The worst argument ever for Brexit: Iain Duncan Smith’s championing of the poor and vulnerable could be rallying cry.
After he resigned as Conservative leader in 2003, Iain Duncan Smith found a new purpose in his quest for social justice. That cause inspired him to co-found the Centre for Social Justice and brought him back to frontline politics, despite his bruising experience in the leader’s chair. Ultimately, it also led him to resign from the government on Friday, as his frustration at what he saw as endless obstruction from the Treasury boiled over.
The government itself sought through the renegotiation to regain power over who can claim welfare in the UK. The two central requests were set out in the Conservative manifesto – that benefits should not be paid for those children whose parents work here but who do not themselves live in this country, and that new arrivals should work for four years before they become eligible to access the welfare system.
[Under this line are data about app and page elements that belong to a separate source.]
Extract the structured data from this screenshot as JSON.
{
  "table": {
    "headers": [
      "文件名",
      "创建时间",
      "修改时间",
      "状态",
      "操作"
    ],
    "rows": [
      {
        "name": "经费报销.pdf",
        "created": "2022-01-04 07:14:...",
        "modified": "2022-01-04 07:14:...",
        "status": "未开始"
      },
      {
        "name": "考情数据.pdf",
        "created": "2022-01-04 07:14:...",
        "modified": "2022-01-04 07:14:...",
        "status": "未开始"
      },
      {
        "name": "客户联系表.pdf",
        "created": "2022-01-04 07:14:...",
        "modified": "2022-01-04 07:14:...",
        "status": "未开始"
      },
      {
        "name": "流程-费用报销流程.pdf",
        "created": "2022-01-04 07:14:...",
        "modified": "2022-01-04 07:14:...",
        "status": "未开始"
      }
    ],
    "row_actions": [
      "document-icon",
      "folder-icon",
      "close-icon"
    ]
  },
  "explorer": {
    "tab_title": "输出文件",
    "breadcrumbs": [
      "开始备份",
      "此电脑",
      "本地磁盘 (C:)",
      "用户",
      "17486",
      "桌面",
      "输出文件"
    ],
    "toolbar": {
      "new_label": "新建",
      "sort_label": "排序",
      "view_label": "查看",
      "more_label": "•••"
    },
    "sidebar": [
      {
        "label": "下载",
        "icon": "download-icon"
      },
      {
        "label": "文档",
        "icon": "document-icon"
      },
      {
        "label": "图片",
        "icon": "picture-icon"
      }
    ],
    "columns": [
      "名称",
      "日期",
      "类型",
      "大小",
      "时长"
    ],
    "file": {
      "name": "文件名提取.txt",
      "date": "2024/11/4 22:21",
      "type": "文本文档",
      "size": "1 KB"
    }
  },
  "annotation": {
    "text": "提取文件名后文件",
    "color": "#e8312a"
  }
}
These were modest and popular demands, endorsed in a general election, but the EU still rejected them, watering down each so heavily that the process more closely resembled policy homeopathy than a renegotiation.
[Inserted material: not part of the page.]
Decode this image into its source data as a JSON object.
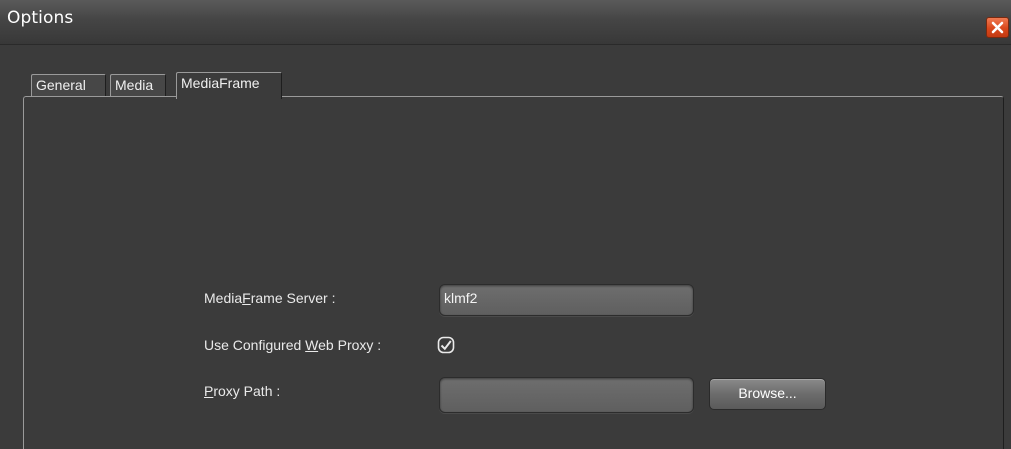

That failure sent a clear message about the reality of EU membership – we have lost the right to define the rules of our own welfare state, and have thus lost the ability to manage its costs or focus its resources as we wish.
Whatever your preference might be regarding the size and nature of the welfare system, it is hard to argue that the voters who fund it and use it should not have democratic control of its terms and scope. During the renegotiation, Duncan Smith identified the four-year waiting period before migrant workers could access benefits as “crucial”, and with good reason. With a stubbornly large deficit, there is no unlimited source of money for the welfare state; therefore, the greater the number of people who have the right to claim benefits, the less money there can be for each recipient. If one argues, as he does, that a permanent improvement in the lives of those in the greatest need requires the allocation of sizeable up-front resources, then allowing unlimited access to in-work benefits for EU migrants reduces the opportunity to deliver a new life for those in the direst need.
Cuts benefits for migrant workers to defend the poor and vulnerable!
It would be good to state that the Stand up to Racism demonstration over the weekend took up this issue and denounced this xenophobic attempt to raise hatred against migrant workers.
Instead they, the supporters of “Immigrants are Welcome Here” got this from this man (the one on the left…).
Galloway with new best friend before Stand up to Racism Rally.
Galloway at said Rally.